[Problem description]
Type the entries again, word for word.

[Records supplied]
====
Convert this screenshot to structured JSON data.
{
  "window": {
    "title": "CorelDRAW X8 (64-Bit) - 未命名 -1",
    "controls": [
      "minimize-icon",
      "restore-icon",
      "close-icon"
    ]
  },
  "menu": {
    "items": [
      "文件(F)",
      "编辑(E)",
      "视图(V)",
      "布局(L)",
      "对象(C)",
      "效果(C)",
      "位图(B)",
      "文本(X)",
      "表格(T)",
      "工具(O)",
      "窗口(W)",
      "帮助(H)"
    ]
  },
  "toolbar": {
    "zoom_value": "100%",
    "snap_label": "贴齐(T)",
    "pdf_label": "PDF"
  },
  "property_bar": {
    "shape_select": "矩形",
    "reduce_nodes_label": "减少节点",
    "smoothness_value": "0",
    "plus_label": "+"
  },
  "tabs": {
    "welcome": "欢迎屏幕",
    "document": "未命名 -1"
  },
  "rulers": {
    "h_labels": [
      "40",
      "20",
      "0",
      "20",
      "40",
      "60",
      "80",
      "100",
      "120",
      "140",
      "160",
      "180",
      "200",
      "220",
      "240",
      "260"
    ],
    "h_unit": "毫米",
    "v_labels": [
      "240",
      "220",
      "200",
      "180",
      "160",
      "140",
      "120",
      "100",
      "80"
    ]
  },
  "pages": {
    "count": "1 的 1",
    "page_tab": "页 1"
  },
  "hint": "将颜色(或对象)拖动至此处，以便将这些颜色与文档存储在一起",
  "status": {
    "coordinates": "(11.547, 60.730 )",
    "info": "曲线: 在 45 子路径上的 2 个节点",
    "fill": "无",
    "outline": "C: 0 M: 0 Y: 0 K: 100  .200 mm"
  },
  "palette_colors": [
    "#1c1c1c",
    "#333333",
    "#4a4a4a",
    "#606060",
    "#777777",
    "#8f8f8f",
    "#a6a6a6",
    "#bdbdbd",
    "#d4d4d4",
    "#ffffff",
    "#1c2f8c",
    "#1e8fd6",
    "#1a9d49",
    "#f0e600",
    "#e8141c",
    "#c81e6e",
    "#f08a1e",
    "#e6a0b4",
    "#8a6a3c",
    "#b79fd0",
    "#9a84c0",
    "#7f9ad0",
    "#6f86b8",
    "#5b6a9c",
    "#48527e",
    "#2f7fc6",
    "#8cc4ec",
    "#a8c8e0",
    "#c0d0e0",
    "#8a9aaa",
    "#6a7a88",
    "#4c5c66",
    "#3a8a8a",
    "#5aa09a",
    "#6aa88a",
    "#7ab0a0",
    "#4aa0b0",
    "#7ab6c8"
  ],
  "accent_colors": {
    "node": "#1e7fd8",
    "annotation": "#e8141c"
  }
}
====
[Reply to the task]
Convert this screenshot to structured JSON data.
{
  "window": {
    "title": "CorelDRAW X8 (64-Bit) - 未命名 -1",
    "controls": [
      "minimize-icon",
      "restore-icon",
      "close-icon"
    ]
  },
  "menu": {
    "items": [
      "文件(F)",
      "编辑(E)",
      "视图(V)",
      "布局(L)",
      "对象(C)",
      "效果(C)",
      "位图(B)",
      "文本(X)",
      "表格(T)",
      "工具(O)",
      "窗口(W)",
      "帮助(H)"
    ]
  },
  "toolbar": {
    "zoom_value": "100%",
    "snap_label": "贴齐(T)",
    "pdf_label": "PDF"
  },
  "property_bar": {
    "shape_select": "矩形",
    "reduce_nodes_label": "减少节点",
    "smoothness_value": "0",
    "plus_label": "+"
  },
  "tabs": {
    "welcome": "欢迎屏幕",
    "document": "未命名 -1"
  },
  "rulers": {
    "h_labels": [
      "40",
      "20",
      "0",
      "20",
      "40",
      "60",
      "80",
      "100",
      "120",
      "140",
      "160",
      "180",
      "200",
      "220",
      "240",
      "260"
    ],
    "h_unit": "毫米",
    "v_labels": [
      "240",
      "220",
      "200",
      "180",
      "160",
      "140",
      "120",
      "100",
      "80"
    ]
  },
  "pages": {
    "count": "1 的 1",
    "page_tab": "页 1"
  },
  "hint": "将颜色(或对象)拖动至此处，以便将这些颜色与文档存储在一起",
  "status": {
    "coordinates": "(11.547, 60.730 )",
    "info": "曲线: 在 45 子路径上的 2 个节点",
    "fill": "无",
    "outline": "C: 0 M: 0 Y: 0 K: 100  .200 mm"
  },
  "palette_colors": [
    "#1c1c1c",
    "#333333",
    "#4a4a4a",
    "#606060",
    "#777777",
    "#8f8f8f",
    "#a6a6a6",
    "#bdbdbd",
    "#d4d4d4",
    "#ffffff",
    "#1c2f8c",
    "#1e8fd6",
    "#1a9d49",
    "#f0e600",
    "#e8141c",
    "#c81e6e",
    "#f08a1e",
    "#e6a0b4",
    "#8a6a3c",
    "#b79fd0",
    "#9a84c0",
    "#7f9ad0",
    "#6f86b8",
    "#5b6a9c",
    "#48527e",
    "#2f7fc6",
    "#8cc4ec",
    "#a8c8e0",
    "#c0d0e0",
    "#8a9aaa",
    "#6a7a88",
    "#4c5c66",
    "#3a8a8a",
    "#5aa09a",
    "#6aa88a",
    "#7ab0a0",
    "#4aa0b0",
    "#7ab6c8"
  ],
  "accent_colors": {
    "node": "#1e7fd8",
    "annotation": "#e8141c"
  }
}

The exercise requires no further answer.